The Anti-Defamation League paid a heavy price of late for refusing to call Turkey’s slaughter of its Armenian population a genocide. First, its No Place for Hate program was booted from the heavily Armenian town of Watertown, Mass. Then the ADL fired its New England director Andrew Tarsy for criticizing his organization’s position. And the chorus of criticism within the Jewish community grew by the day.
Now the ADL has issued a mea culpa (sort of):
New York, NY, August 21, 2007 … Abraham H. Foxman, National Director of the Anti-Defamation League (ADL) today issued the following statement: In light of the heated controversy that has surrounded the Turkish-Armenian issue in recent weeks, and because of our concern for the unity of the Jewish community at a time of increased threats against the Jewish people, ADL has decided to revisit the tragedy that befell the Armenians. We have never negated but have always described the painful events of 1915-1918 perpetrated by the Ottoman Empire against the Armenians as massacres and atrocities. On reflection, we have come to share the view of Henry Morgenthau, Sr. that the consequences of those actions were indeed tantamount to genocide. If the word genocide had existed then, they would have called it genocide. I have consulted with my friend and mentor Nobel Laureate Elie Wiesel and other respected historians who acknowledge this consensus. I hope that Turkey will understand that it is Turkey’s friends who urge that nation to confront its past and work to reconcile with Armenians over this dark chapter in history. Having said that, we continue to firmly believe that a Congressional resolution on such matters is a counterproductive diversion and will not foster reconciliation between Turks and Armenians and may put at risk the Turkish Jewish community and the important multilateral relationship between Turkey, Israel and the United States.
Is this a day late and a dollar short? Will it satisfy critics of Foxman and the ADL? Will Andrew Tarsy get his job back?
Either way, there’s egg on Foxman’s face. He fired Tarsy for taking a stance that he then turned around and largely embraced only days later. Indeed, the whole affair was handled pretty abominably by the ADL. The ADL says it has no position on the House bill to recognize the genocide, but any claim to neutrality on the matter is belied by the fact that Foxman has publicly criticized it and the ADL’s decision to forward the Turkish Jewish community’s objections on to Congress.
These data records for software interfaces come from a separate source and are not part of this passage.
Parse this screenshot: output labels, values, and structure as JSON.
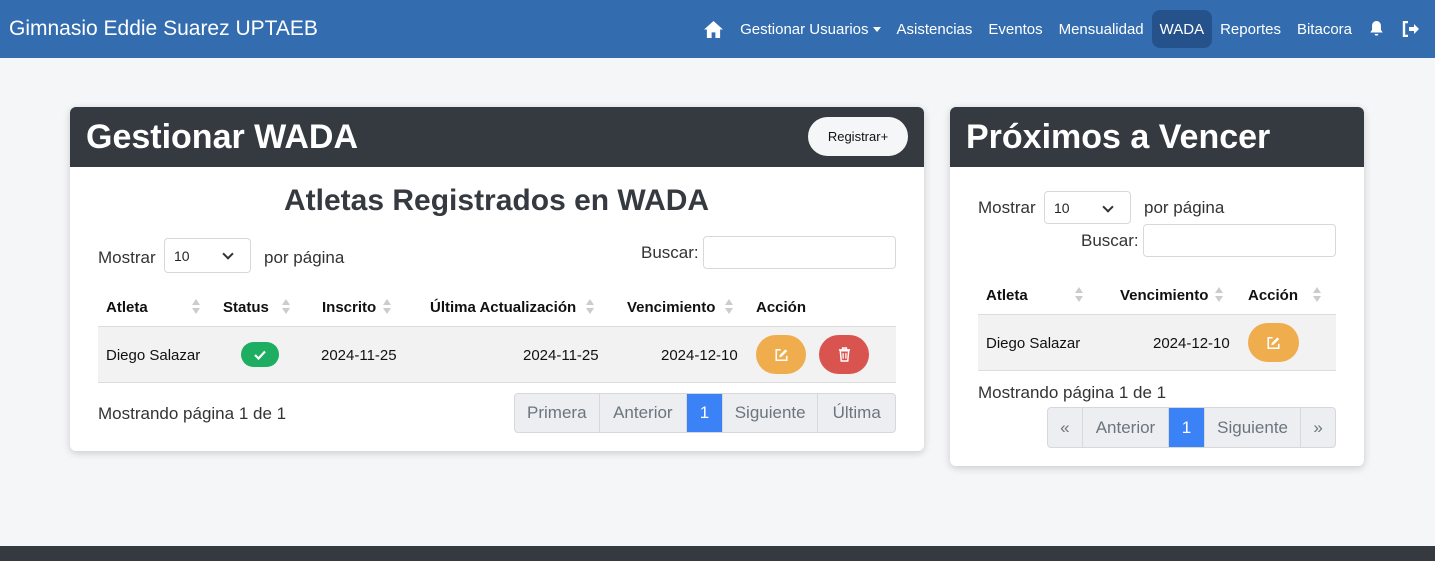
{
  "brand": "Gimnasio Eddie Suarez UPTAEB",
  "nav": {
    "home_icon": "home-icon",
    "users": "Gestionar Usuarios",
    "attendance": "Asistencias",
    "events": "Eventos",
    "monthly": "Mensualidad",
    "wada": "WADA",
    "reports": "Reportes",
    "log": "Bitacora",
    "bell_icon": "bell-icon",
    "logout_icon": "logout-icon"
  },
  "wada_card": {
    "title": "Gestionar WADA",
    "register_button": "Registrar+",
    "subtitle": "Atletas Registrados en WADA",
    "show_label": "Mostrar",
    "page_size": "10",
    "per_page_label": "por página",
    "search_label": "Buscar:",
    "search_value": "",
    "columns": [
      "Atleta",
      "Status",
      "Inscrito",
      "Última Actualización",
      "Vencimiento",
      "Acción"
    ],
    "rows": [
      {
        "atleta": "Diego Salazar",
        "status": "check",
        "inscrito": "2024-11-25",
        "actualizacion": "2024-11-25",
        "vencimiento": "2024-12-10"
      }
    ],
    "info": "Mostrando página 1 de 1",
    "pagination": [
      "Primera",
      "Anterior",
      "1",
      "Siguiente",
      "Última"
    ]
  },
  "expiring_card": {
    "title": "Próximos a Vencer",
    "show_label": "Mostrar",
    "page_size": "10",
    "per_page_label": "por página",
    "search_label": "Buscar:",
    "search_value": "",
    "columns": [
      "Atleta",
      "Vencimiento",
      "Acción"
    ],
    "rows": [
      {
        "atleta": "Diego Salazar",
        "vencimiento": "2024-12-10"
      }
    ],
    "info": "Mostrando página 1 de 1",
    "pagination": [
      "«",
      "Anterior",
      "1",
      "Siguiente",
      "»"
    ]
  },
  "colors": {
    "navbar": "#336db0",
    "card_header": "#343a40",
    "success": "#1dae62",
    "warning": "#f0ad4e",
    "danger": "#d9534f",
    "active_page": "#3b82f6"
  }
}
Note that even in its latest statement recognizing the genocide, the ADL persists in saying that “a Congressional resolution on such matters is a counterproductive diversion.” You can’t be neutral and be a critic at the same time.
It’s true that the Turkish government has placed the ADL and other Jewish groups in a difficult position, effectively blackmailing them, leading them to fear that their actions on this issue will have repercussions for Israel and the Turkish Jewish community. But couldn’t Foxman at least have found a way of conveying to the Armenian community that he feels their pain? We’re talking here about a people that was slaughtered en masse more than nine decades ago, and since then has fought an uphill battle for recognition of the crimes that were committed against them. But Foxman, in his public statements on the matter, seemed to display remarkably little sympathy for the Armenian community’s feelings. And when Armenians complained, he cast the ADL as the victim.
The upshot of the whole affair is that Turkey’s efforts to enlist the Jewish community in its bid to block congressional action ended up backfiring. By embroiling the ADL in this matter, they’ve only raised the issue’s profile, which can only benefit the Armenian community’s struggle for recognition and justice.
And now that the ADL has called a genocide a genocide, we will have to wait and see whether Turkey’s bite is as bad as its bark.